Original URL path: http://mathematics-in-europe.eu/tr/76-enjoy-maths/strick/810-paul-erdoes-march-26-1913-september-20-1996-by-heinz-klaus-strick-germany (2013-11-18)

Open archived version from archive - Mathematics In Europe - Leonhard Euler (1707 - 1783); by Heinz Klaus Strick, Germany

the scientific world with a sensational discovery That the harmonic series diverges had already been proved by a variety of methods It was conjectured that the analogous series of reciprocals of squares converged Indeed Johann Bernoulli had found a majorant for the series that converged to the value 2 However he was unable to determine the limiting value just as before him Leibniz Stirling de Moivre and others had also failed Euler exhibited a rare virtuosity in dealing with the power series developments of functions The sine function can be written as follows in a power series From this Euler wrote down the representation This function takes on the value 1 at x 0 and the zeros are located at π 2π 3π The function can also be written as an infinite product of linear factors If we now multiply out the product of linear factors and compare coefficients of x 2 we obtain that is If one considers only the even powers of this infinite series one sees that For the odd powers the result is Moreover one obtains a result that John Wallis 1616 1703 had obtained in 1650 by a completely different method In the seventeenth century we should mention it was still common practice to work with infinite sequences and their limits intuitively without worrying about proofs of convergence Using the same method of comparing coefficients Euler derived the result that the sum of the reciprocals of fourth powers of the natural numbers converges to π 4 90 and that the analogous sum for sixth powers converges to π 6 945 He continued these derivations up to the 26th power In contrast even today no method has yet been found to determine a closed form expression for the limits of the sums of reciprocal odd powers Spektrum der Wissenschaft special issue 2 2005 Unendlich plus eins p 19 Euler generalized the problem of sums of reciprocal powers by introducing the zeta function where only prime powers appear Spektrum der Wissenschaft 9 2008 p 86 Euler discovered that while the sequence of sums of fractions with 1 in the numerator the harmonic series diverges it does so very slowly and that one can compare the values of this sequence with the natural logarithmic function The sequence converges to γ 0 577 215 664 In 1781 Euler calculated this limit value to 16 decimal places Lorenzo Mascheroni 1750 1800 did the calculation to 32 places Today the number γ is called the Euler Mascheroni constant Simultaneously with Jean d Alembert 1717 1783 Euler developed a formal system of calculation with complex numbers and investigated functions of complex variables however complex numbers had no real significance for Euler In 1743 in studying power series with complex arguments he discovered the following simple relationship between the trigonometric functions and the exponential function Euler s formula For z π one obtains the remarkable relationship e iπ 1 0 while for z π 2 the result is i e i π 2

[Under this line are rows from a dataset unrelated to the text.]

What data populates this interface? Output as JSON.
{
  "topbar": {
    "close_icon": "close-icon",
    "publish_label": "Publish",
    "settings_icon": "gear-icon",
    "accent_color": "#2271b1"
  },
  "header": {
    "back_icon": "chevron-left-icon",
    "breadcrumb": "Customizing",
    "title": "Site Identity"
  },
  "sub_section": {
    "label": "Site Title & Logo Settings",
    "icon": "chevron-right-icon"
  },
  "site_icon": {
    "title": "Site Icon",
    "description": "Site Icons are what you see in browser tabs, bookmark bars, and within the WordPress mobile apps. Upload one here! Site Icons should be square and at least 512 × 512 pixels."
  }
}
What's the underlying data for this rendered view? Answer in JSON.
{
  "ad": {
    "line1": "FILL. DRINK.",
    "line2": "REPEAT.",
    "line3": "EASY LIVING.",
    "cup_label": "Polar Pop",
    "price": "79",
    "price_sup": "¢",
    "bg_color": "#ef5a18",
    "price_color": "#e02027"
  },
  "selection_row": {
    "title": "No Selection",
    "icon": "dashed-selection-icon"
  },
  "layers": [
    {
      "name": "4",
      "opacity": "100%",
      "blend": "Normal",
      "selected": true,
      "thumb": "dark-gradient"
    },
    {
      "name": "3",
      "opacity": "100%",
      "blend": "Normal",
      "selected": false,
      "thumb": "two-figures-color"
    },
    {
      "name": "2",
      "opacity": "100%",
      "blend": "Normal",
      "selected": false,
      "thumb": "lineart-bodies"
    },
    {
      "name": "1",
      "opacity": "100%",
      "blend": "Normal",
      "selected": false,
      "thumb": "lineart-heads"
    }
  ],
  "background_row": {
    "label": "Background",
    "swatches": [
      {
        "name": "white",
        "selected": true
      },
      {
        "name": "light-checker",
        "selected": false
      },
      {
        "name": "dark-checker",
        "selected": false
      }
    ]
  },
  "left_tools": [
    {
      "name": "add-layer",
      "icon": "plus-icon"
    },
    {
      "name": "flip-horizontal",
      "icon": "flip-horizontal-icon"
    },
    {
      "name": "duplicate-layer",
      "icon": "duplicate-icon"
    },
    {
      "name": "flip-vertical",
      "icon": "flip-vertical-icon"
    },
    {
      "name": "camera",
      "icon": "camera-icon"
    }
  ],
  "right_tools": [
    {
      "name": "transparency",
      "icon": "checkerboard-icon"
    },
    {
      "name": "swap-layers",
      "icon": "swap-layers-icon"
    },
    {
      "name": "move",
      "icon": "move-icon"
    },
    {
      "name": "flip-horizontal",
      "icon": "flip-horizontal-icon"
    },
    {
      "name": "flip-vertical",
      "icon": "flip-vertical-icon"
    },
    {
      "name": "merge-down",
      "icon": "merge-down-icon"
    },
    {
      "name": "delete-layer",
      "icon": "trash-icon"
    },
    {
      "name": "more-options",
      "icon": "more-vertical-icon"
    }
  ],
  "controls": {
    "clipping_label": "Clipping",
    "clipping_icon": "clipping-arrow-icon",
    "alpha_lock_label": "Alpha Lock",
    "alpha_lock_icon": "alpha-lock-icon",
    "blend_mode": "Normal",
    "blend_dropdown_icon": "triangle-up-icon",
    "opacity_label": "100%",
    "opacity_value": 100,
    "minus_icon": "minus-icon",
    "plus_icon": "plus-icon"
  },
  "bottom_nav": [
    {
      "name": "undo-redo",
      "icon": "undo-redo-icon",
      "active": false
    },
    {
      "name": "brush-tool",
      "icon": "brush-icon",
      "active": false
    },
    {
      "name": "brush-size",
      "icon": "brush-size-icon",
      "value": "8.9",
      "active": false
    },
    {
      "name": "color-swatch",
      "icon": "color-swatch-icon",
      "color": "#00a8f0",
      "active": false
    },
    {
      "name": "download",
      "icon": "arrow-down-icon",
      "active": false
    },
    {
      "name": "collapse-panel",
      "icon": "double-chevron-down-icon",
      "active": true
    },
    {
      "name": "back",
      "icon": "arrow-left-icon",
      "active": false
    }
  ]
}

Original URL path: http://mathematics-in-europe.eu/tr/76-enjoy-maths/strick/597-leonhard-euler-1707-1783-by-heinz-klaus-strick-germany (2013-11-18)

Open archived version from archive